[Data records for software interfaces]

::::::::::

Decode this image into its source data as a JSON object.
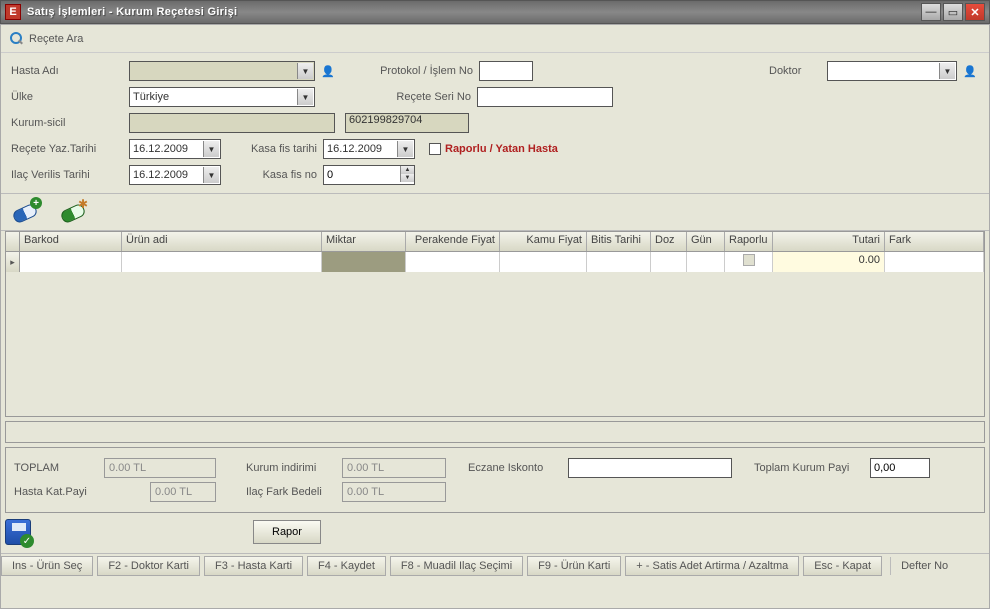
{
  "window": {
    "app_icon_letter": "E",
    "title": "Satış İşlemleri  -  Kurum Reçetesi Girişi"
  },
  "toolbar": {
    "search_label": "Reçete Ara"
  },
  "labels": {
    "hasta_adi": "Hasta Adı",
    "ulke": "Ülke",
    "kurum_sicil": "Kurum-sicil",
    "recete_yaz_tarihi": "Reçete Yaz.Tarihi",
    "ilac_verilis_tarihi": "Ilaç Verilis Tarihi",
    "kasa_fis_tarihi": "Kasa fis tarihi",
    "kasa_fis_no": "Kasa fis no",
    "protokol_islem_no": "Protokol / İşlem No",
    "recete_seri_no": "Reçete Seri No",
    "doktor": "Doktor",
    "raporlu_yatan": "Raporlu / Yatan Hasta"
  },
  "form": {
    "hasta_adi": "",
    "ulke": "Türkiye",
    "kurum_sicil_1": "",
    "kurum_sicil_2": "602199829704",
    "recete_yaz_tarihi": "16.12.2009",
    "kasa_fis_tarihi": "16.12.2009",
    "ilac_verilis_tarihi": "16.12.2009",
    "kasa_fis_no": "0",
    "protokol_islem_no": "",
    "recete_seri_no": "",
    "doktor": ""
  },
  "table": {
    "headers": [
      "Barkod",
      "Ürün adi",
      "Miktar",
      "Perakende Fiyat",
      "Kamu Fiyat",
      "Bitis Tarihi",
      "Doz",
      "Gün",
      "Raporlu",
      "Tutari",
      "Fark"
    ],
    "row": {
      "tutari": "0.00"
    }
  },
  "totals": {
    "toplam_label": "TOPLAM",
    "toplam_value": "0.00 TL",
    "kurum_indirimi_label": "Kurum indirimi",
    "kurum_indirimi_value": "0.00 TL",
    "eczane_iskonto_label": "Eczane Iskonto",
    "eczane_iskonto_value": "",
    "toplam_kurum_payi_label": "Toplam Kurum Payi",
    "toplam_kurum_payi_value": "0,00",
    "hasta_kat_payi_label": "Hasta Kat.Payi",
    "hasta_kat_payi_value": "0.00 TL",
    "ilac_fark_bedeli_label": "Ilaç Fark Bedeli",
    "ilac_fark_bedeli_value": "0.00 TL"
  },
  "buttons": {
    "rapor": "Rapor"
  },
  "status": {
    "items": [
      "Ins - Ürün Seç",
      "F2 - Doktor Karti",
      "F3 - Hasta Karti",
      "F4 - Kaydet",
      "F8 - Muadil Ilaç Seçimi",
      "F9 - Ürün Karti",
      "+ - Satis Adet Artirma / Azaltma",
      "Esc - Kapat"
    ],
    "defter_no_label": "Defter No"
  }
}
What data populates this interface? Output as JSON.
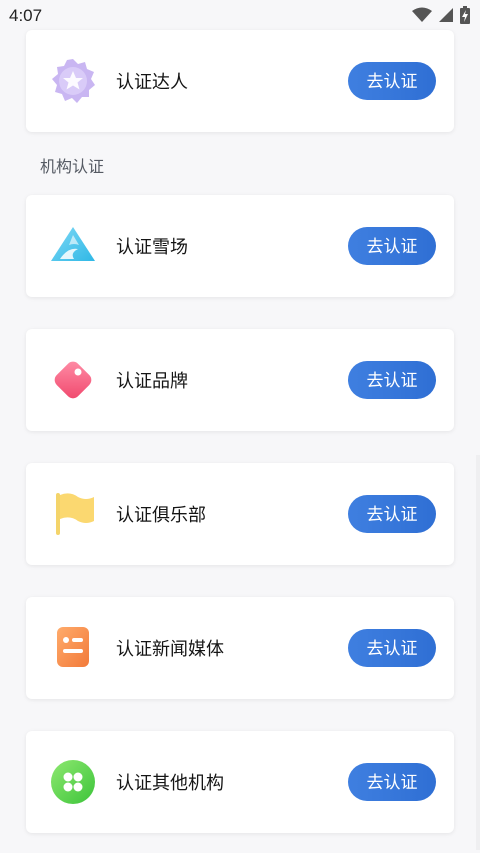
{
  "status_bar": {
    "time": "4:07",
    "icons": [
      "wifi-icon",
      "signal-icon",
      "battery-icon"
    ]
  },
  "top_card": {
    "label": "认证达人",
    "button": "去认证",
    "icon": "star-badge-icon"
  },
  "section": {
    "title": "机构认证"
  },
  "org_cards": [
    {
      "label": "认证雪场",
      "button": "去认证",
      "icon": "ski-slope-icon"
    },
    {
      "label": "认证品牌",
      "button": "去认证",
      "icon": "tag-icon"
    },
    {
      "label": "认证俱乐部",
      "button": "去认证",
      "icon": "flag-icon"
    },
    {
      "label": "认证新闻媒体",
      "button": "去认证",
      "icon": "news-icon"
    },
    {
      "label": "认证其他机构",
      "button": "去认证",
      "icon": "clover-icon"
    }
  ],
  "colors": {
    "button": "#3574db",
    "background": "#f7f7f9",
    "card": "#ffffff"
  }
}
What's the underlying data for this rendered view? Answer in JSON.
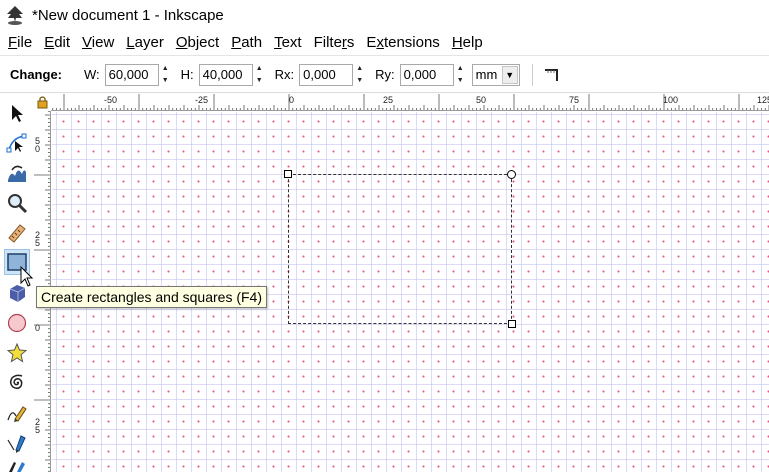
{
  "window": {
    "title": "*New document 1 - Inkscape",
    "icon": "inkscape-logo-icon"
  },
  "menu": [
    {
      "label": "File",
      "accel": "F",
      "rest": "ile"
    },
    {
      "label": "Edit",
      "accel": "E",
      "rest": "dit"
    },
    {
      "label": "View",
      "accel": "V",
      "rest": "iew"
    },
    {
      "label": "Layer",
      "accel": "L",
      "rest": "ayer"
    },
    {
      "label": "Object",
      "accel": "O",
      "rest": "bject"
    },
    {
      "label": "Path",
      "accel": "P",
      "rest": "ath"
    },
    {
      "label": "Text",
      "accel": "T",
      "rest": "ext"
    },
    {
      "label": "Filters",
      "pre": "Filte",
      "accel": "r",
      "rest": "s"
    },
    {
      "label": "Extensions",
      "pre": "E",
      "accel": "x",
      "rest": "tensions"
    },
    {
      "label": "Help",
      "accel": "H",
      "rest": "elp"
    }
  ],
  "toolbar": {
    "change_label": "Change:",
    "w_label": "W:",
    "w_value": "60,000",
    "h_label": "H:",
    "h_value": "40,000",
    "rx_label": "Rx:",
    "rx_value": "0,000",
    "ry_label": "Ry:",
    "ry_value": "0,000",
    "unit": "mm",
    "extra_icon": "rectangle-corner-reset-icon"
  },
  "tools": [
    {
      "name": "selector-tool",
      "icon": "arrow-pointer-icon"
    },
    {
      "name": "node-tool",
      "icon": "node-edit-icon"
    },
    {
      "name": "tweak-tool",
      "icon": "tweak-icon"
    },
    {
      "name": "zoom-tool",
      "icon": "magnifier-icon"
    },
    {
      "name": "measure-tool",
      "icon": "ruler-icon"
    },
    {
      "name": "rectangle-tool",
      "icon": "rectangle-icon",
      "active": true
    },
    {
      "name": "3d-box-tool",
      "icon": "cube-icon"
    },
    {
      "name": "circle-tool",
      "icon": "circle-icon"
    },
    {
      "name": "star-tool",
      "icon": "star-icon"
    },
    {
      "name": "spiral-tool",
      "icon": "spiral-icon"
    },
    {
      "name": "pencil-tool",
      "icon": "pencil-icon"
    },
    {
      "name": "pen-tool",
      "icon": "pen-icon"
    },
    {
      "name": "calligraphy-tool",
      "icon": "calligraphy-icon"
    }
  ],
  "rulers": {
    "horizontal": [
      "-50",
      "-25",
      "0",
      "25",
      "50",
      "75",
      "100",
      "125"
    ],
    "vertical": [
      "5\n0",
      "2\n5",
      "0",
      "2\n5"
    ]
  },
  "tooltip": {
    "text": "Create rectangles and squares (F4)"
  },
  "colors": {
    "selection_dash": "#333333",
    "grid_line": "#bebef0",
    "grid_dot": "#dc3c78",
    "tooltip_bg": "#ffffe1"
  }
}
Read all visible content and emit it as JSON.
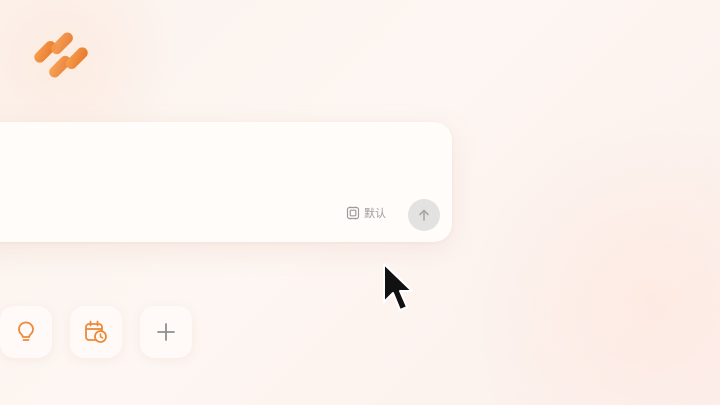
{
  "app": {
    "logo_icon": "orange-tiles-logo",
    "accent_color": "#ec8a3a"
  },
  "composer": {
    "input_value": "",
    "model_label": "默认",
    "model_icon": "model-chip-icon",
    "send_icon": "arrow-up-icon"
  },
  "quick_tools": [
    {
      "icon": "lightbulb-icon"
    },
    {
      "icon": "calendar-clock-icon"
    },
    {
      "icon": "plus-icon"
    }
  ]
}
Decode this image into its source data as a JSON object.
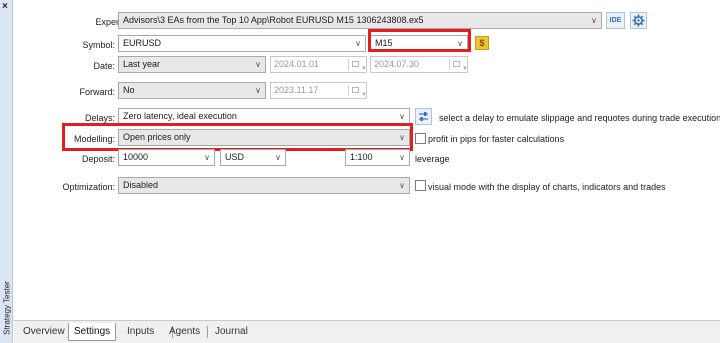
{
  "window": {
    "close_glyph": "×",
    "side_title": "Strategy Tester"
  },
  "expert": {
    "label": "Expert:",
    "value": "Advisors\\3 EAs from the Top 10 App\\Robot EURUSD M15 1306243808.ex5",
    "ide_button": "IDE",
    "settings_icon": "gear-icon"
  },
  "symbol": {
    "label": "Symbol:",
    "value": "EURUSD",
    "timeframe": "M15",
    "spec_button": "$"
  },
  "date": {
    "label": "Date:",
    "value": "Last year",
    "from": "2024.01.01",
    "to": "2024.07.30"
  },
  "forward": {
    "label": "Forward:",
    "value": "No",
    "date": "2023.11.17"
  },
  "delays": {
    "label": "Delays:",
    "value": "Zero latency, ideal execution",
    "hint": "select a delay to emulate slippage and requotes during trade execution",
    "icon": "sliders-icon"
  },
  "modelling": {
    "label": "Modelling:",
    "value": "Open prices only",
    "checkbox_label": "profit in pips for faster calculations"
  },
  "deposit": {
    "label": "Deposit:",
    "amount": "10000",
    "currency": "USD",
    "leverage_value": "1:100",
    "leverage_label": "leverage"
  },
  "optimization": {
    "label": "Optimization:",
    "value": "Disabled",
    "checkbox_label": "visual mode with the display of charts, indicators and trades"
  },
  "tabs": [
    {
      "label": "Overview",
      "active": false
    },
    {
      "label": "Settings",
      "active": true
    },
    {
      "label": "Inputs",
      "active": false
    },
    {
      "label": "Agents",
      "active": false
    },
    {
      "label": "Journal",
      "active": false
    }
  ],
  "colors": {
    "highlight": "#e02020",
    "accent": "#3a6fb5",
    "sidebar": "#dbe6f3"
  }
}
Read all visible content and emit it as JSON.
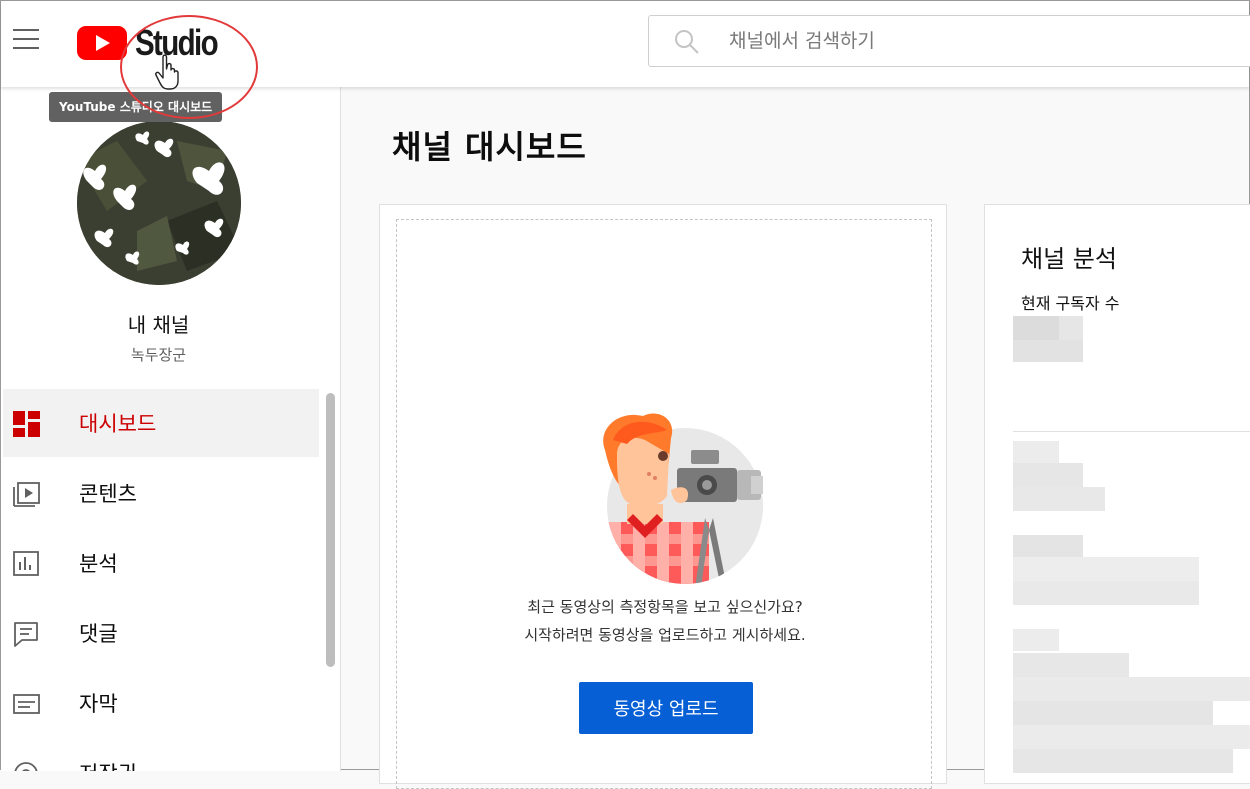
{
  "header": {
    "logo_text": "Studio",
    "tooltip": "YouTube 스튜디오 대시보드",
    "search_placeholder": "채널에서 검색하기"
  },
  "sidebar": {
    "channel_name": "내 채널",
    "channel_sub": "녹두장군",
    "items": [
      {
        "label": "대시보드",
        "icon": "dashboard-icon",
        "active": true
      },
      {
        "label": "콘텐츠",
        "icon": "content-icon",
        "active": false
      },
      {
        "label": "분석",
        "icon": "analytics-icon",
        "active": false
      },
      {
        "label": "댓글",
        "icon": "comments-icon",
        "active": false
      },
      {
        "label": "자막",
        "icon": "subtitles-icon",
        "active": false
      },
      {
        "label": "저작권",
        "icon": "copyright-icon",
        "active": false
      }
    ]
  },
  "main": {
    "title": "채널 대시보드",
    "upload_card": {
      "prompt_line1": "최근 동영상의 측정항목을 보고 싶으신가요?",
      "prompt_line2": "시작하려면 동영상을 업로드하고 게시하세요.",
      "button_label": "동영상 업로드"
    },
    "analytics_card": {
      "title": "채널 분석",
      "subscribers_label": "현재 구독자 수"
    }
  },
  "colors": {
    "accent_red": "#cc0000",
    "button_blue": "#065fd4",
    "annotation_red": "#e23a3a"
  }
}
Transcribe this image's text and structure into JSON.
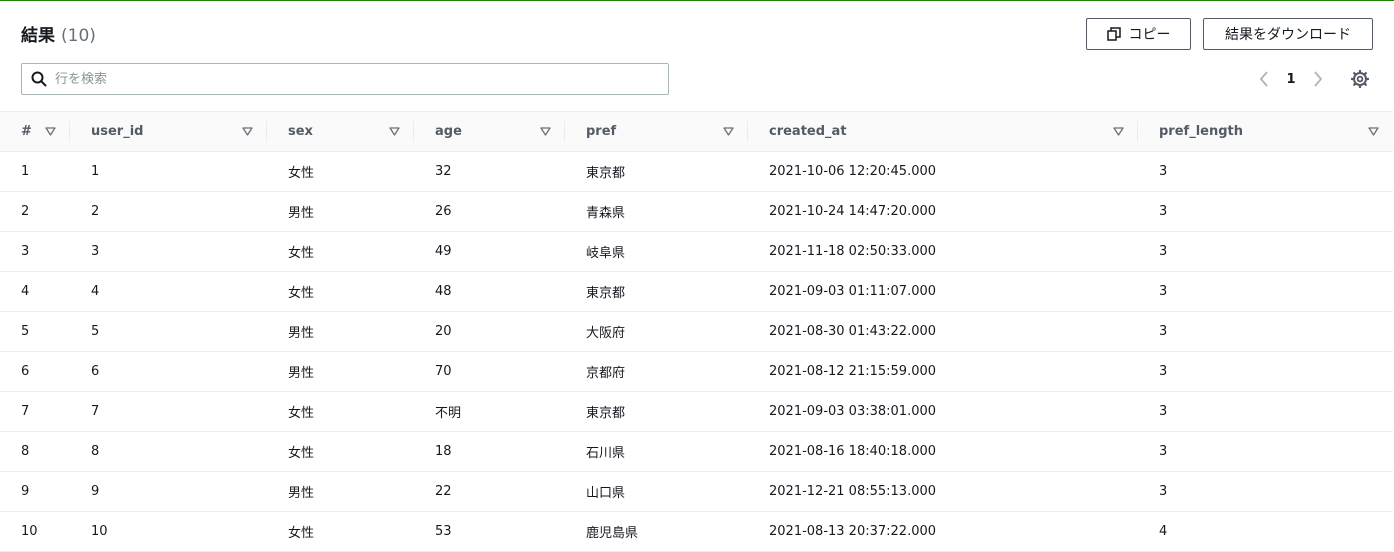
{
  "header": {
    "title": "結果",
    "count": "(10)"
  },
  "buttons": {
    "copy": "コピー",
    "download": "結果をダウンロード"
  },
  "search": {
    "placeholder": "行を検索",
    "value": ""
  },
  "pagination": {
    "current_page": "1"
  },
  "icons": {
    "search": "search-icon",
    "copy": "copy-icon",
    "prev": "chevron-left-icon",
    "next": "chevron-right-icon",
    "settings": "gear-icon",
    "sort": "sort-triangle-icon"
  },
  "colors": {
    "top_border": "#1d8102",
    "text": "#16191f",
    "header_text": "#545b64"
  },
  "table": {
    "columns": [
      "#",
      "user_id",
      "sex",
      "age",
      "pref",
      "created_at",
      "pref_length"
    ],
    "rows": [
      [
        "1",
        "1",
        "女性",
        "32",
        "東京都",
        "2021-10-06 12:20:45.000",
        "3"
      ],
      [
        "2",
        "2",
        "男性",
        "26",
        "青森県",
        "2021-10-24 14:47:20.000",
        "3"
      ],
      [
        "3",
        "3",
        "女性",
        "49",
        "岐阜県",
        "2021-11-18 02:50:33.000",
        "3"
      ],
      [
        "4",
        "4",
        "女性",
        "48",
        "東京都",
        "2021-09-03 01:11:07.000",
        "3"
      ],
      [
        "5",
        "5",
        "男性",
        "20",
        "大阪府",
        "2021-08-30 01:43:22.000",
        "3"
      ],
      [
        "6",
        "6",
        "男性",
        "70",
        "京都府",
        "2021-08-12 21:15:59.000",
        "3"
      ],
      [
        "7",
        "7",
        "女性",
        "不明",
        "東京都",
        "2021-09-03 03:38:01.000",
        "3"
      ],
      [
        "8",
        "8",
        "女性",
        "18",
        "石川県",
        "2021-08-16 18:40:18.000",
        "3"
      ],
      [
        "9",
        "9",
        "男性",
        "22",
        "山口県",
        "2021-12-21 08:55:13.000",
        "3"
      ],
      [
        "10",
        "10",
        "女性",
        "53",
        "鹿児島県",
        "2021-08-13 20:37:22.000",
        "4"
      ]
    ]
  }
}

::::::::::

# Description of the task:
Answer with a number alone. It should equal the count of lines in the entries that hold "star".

# Exercise response:
3